Find every line of the records that has "this" and return it.

^^^^^^^^^^^^^^^^

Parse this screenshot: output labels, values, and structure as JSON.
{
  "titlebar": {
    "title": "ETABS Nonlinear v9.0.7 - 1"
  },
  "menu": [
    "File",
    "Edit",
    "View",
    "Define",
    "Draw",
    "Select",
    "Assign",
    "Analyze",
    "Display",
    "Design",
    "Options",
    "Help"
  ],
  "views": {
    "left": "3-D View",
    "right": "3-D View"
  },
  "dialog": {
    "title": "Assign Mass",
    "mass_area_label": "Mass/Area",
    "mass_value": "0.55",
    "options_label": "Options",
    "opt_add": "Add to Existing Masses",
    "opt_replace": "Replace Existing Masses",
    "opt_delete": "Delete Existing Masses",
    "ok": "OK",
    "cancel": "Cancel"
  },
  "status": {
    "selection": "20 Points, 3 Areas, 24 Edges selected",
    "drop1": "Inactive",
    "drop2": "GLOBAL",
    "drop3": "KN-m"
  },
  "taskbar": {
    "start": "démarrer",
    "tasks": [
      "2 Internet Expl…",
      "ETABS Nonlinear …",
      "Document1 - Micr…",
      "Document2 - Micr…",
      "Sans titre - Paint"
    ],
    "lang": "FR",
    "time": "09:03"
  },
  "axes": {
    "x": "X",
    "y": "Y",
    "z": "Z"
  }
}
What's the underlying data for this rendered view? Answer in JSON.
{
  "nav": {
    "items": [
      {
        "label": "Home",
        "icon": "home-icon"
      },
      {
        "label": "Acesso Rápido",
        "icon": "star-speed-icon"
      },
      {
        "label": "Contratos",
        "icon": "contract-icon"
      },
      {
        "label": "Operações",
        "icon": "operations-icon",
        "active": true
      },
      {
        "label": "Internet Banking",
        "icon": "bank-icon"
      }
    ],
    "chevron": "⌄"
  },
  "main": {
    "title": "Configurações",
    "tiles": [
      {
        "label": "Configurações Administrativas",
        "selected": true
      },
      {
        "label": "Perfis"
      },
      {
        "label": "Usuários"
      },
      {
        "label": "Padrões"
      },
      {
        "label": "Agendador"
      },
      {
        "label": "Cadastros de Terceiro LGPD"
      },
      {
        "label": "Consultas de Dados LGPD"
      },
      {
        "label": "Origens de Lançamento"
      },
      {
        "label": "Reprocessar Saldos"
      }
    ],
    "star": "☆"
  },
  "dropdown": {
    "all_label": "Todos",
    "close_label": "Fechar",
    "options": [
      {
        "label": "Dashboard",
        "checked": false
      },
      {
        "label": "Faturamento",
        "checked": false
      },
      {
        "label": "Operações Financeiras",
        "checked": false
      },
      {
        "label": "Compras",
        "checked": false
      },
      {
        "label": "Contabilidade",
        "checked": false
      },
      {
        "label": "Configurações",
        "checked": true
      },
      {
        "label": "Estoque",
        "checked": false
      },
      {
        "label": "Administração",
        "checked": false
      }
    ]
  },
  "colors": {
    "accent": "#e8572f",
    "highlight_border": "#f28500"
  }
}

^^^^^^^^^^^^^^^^

### Answer for the task
Parse this screenshot: output labels, values, and structure as JSON.
What's the underlying data for this rendered view? Answer in JSON.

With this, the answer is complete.